Each River God has animals and plants that further identify their location . The river God representing the Ganges carries a long oar representing the river’s navigability, In between the Ganges God and his neighbour, the Nile God are a palm tree and a lion, both being common to Asia and Africa and connecting the two. The fountain also served as a propoagand tool for Pope Unncent X , with the four known continents being united under one giant obelisk Innocent X was bringing the whole world and four continents to the Piazza Navona The obelisk is topped by his family emblem the dove. However, it was not just there for decorative purposes, it had a utilitarian function as part of Rome’s public water system.
Fontana dei Quatro Fiumi- the River God of the Ganges
Facing the piazza , Sant’ Agnese in Piazza Navona is a 17th-century Baroque church supposedly on the site where the Early Christian Saint Agnes was martyred in the ancient Stadium of Domitian. The building of the church was begun in 1652 at the instigation of Pope Innocent X whose family palace, the Palazzo Pamphili was next door. (The church was intended as a family chapel accessible from their residence The first designs were prepared by the Pamphili family architect, Girolamo Rainaldi, and his son Carlo Rainaldi in 1652. They reorientated the main entrance to the church from the Via Santa Maria dell’Anima, to the Piazza Navona, a large urban space that Innocent was transforming into a showcase associated with his family. Harsh criticism was made of the design, including the steps down to the piazza which were thought to project excessively, so Carlo Rainaldi substituted a concave facade so that the steps would not be so intrusive. The idea of the twin towers framing a central dome may be indebted to Bernini's bell towers on the facade of Saint Peter's basilica. Nonetheless, Rainaldi’ s design of a concave facade and a central dome framed by twin towers was influential on subsequent church design in Northern Europe. In 1653, the Rainaldis were replaced by Borromini, who worked with the Rainaldi ground plan but adjusted the interior. Borromini became disheartened and resigned in 1657. Carlo Rainaldi was reappointed and made a number of modifications to Borromini's design including an additional storey to the flanking towers and simplifying their uppermost parts. On the death of Camillo, his wife Olympia (Aldobrandini), commissioned Bernini to take over.

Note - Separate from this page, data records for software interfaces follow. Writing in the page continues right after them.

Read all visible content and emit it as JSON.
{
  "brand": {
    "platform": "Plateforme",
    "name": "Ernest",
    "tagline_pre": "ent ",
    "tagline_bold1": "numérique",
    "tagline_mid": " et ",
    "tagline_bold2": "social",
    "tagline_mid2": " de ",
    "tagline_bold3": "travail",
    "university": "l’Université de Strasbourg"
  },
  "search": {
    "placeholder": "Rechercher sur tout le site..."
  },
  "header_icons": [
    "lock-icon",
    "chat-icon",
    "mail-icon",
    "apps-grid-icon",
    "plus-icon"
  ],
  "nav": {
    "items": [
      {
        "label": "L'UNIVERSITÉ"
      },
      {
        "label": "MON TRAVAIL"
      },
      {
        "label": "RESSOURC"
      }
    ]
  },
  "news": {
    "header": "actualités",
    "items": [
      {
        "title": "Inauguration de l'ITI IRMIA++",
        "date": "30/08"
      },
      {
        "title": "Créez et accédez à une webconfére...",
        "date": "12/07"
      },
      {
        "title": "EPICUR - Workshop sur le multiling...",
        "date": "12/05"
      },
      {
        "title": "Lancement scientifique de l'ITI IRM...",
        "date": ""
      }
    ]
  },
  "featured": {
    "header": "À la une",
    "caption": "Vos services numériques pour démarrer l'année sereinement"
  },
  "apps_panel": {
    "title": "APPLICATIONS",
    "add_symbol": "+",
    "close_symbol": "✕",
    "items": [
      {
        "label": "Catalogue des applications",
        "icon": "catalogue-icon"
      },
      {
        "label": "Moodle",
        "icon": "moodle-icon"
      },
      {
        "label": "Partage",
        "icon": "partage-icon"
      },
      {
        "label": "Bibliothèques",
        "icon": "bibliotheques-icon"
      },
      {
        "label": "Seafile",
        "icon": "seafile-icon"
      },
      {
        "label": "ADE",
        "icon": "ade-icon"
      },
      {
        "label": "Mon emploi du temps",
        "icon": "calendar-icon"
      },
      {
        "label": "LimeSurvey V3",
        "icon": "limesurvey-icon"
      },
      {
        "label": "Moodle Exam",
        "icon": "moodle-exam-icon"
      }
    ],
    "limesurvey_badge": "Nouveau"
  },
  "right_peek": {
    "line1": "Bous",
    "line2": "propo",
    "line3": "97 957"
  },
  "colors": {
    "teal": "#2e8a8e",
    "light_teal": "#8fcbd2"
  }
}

Heading away from piazza Navona at the intersection of Corso Vittorio Emanuele and Corso Rinascimento , Thannhauser reached Sant’ Andrea della Valle, which was renowned for its Baroque cupola by Lanfranco and its ceiling decorations. The church was initially planned when, in 1582, Donna Costanza Piccolomini d'Aragona, duchess of Amalfi and descendant of the family of Pope Pius II, bequeathed her palace and the adjacent church of San Sebastiano to the Theatine order for construction of a new church. Since Amalfi's patron was Sant ’Andrea, the church was planned in his honor. Work started around 1590 under the designs of Giacomo della Porta and Pier Paolo Olivieri, and under the patronage of Cardinal Gesualdo. After a break, work restarted in 1608, financed by what was then an enormous endowment of over 150,000 gold scudi, and the interior of the church was completed by 1650, with some changes added by Francesco Grimaldi.

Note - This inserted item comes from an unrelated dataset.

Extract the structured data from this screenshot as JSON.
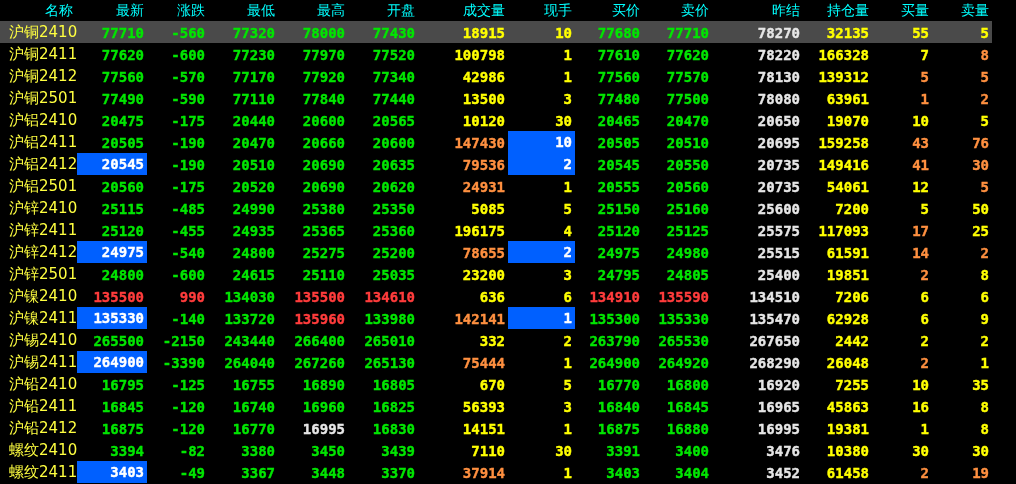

Sant’ Andrea della Valle
The fresco decoration of Sant ‘Andréa’s dome was one of the largest commissions of its day. The work was disputed by two Carracci pupils, Giovanni Lanfranco and Domenichino. In 1608, Lanfranco had been chosen by Cardinal Alessandro, but the Ludovisi papacy of Pope Gregory XV favored the Bolognese Domenichino. In the end, both artists were employed, and Lanfranco's lavish dome decoration (completed 1627) set the model for such decorations for the following decades. The dome was for a long time the third largest dome in Rome, after the Basilica of St Peter and the Pantheon.

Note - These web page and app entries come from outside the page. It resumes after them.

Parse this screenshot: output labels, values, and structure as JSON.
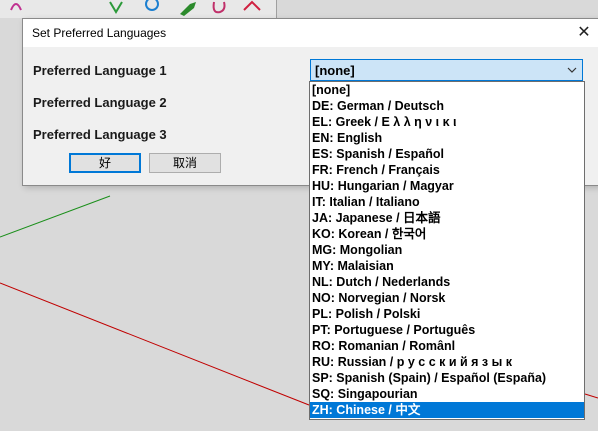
{
  "dialog": {
    "title": "Set Preferred Languages",
    "close_glyph": "✕",
    "labels": [
      "Preferred Language 1",
      "Preferred Language 2",
      "Preferred Language 3"
    ],
    "select_value": "[none]",
    "ok_label": "好",
    "cancel_label": "取消"
  },
  "dropdown": {
    "options": [
      "[none]",
      "DE: German / Deutsch",
      "EL: Greek / Ε λ λ η ν ι κ ι",
      "EN: English",
      "ES: Spanish / Español",
      "FR: French / Français",
      "HU: Hungarian / Magyar",
      "IT: Italian / Italiano",
      "JA: Japanese / 日本語",
      "KO: Korean / 한국어",
      "MG: Mongolian",
      "MY: Malaisian",
      "NL: Dutch / Nederlands",
      "NO: Norvegian / Norsk",
      "PL: Polish / Polski",
      "PT: Portuguese / Português",
      "RO: Romanian / Românl",
      "RU: Russian / р у с с к и й я з ы к",
      "SP: Spanish (Spain) / Español (España)",
      "SQ: Singapourian",
      "ZH: Chinese / 中文"
    ],
    "selected_index": 20
  },
  "colors": {
    "accent": "#0078d7",
    "select_bg": "#cce4f7",
    "canvas_red_line": "#c00000",
    "canvas_green_line": "#1a8f1a"
  },
  "toolbar": {
    "icons": [
      "curve-tool-icon",
      "polygon-tool-icon",
      "paint-bucket-icon",
      "rotate-tool-icon",
      "follow-me-icon"
    ]
  }
}
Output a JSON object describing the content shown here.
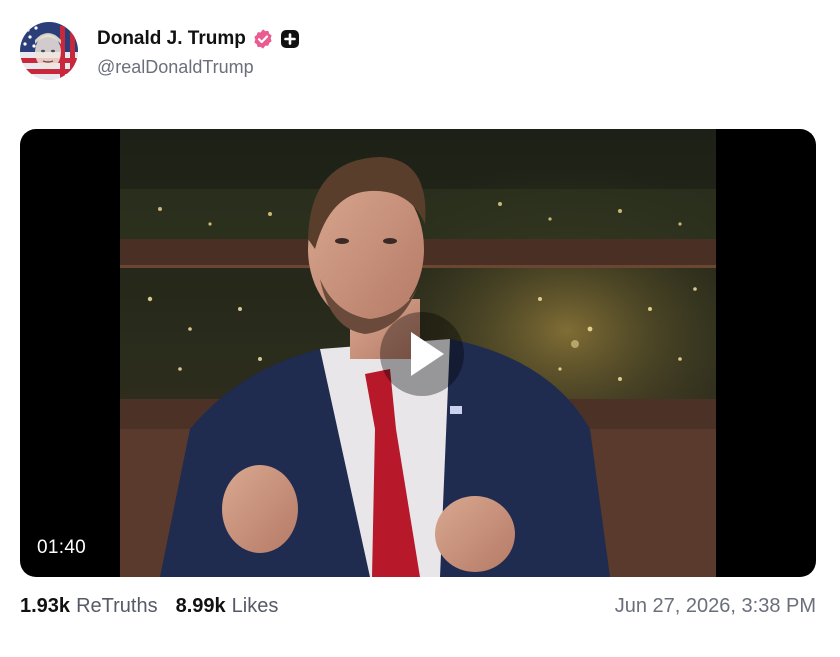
{
  "author": {
    "display_name": "Donald J. Trump",
    "handle": "@realDonaldTrump",
    "verified_icon": "verified-badge-icon",
    "plus_icon": "plus-badge-icon"
  },
  "media": {
    "duration": "01:40",
    "play_icon": "play-icon"
  },
  "stats": {
    "retruths_count": "1.93k",
    "retruths_label": "ReTruths",
    "likes_count": "8.99k",
    "likes_label": "Likes"
  },
  "timestamp": "Jun 27, 2026, 3:38 PM",
  "colors": {
    "verified_badge": "#e85c91",
    "suit": "#1f2b4f",
    "tie": "#b7182a",
    "letterbox": "#000000"
  }
}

Lanfranco's Cupola in Sant’ Andrea della Valle
To be continued on next trip to Rome.........